The wheels had become stuck in the sand. I gripped the handles and pulled as hard as I could, but it was impossible. The books had to go. Even after that, it took every ounce of energy I had to drag her out of the cement-like sand. Once to safety, I had to stop. I was out of breath, but I was dying for a cigarette, too. I hadn’t smoked in years, but I felt obligated to try and share even one moment with my mam. Looking back toward the sea, I saw hefty hardbacks bobbing and soggy softbacks being pushed up on the shore. The gray-blue smoke we blew into the night drew our eyes to the clear sky’s stars. In that silence we shared, she uttered a single word, “beautiful,” and that was enough.
I told Rosevale I was sorry. That I just wanted to have Mam at home with me for the night. My phone had died. It had gotten late and wouldn’t happen again. They’d called the guards. I had not been at home when they called. Mam hadn’t been able to sleep, so we’d gone for a drive, I’d said. If it ever happened again, they would press charges.
The following Wednesday, I was Patsy again. We got out the Scrabble board, and Mam told me what she’d seen on the news. About all the books that had washed up on the shore in Cork. About all the worried people who had gone out searching, but they hadn’t found Virginia.
“Patsy, will you tell me if they find her?” Mam asked me.
I smiled as I was leaving and said, “Yes, Virginia, I will.”

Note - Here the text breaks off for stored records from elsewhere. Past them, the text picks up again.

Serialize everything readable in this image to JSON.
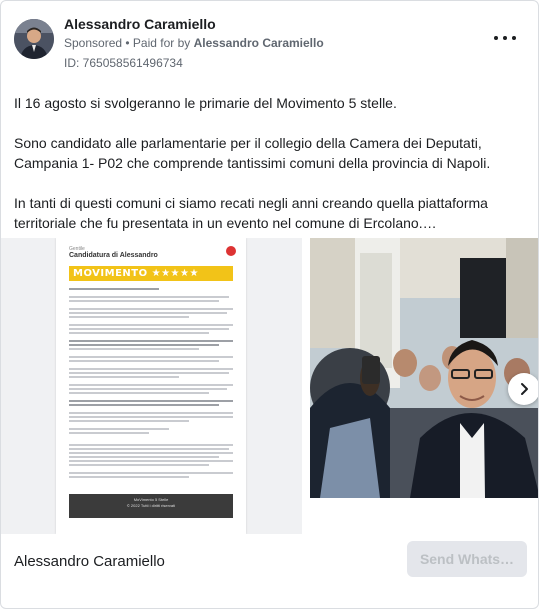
{
  "advertiser": {
    "name": "Alessandro Caramiello",
    "sponsored": "Sponsored",
    "separator": " • ",
    "paid_for_prefix": "Paid for by ",
    "paid_for_by": "Alessandro Caramiello",
    "ad_id": "ID: 765058561496734"
  },
  "menu_icon": "more-horizontal-icon",
  "body": {
    "paragraphs": [
      "Il 16 agosto si svolgeranno le primarie del Movimento 5 stelle.",
      "Sono candidato alle parlamentarie per il collegio della Camera dei Deputati, Campania 1- P02 che comprende tantissimi comuni della provincia di Napoli.",
      "In tanti di questi comuni ci siamo recati negli anni creando quella piattaforma territoriale che fu presentata in un evento nel comune di Ercolano.…"
    ]
  },
  "carousel": {
    "doc_card": {
      "small_header": "Gentile",
      "title": "Candidatura di Alessandro",
      "banner": "MOVIMENTO ★★★★★",
      "footer_lines": [
        "MoVimento 5 Stelle",
        "© 2022 Tutti i diritti riservati"
      ]
    },
    "next_icon": "chevron-right-icon"
  },
  "footer": {
    "page_name": "Alessandro Caramiello",
    "cta_label": "Send Whats…"
  },
  "colors": {
    "banner_yellow": "#f2c318",
    "cta_bg": "#e4e6eb",
    "cta_text": "#bcc0c4",
    "meta_text": "#606770"
  }
}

Gary Grace is a writer from Dublin, Ireland. He holds a degree in English Literature from Lesley University in Cambridge, Massachusetts, and an MFA in Creative Writing from American College Dublin. His work has appeared in publications including Cassandra Voices, The Verdant, Wordlegs, The Penny Dreadful, and Crossways Literary Magazine.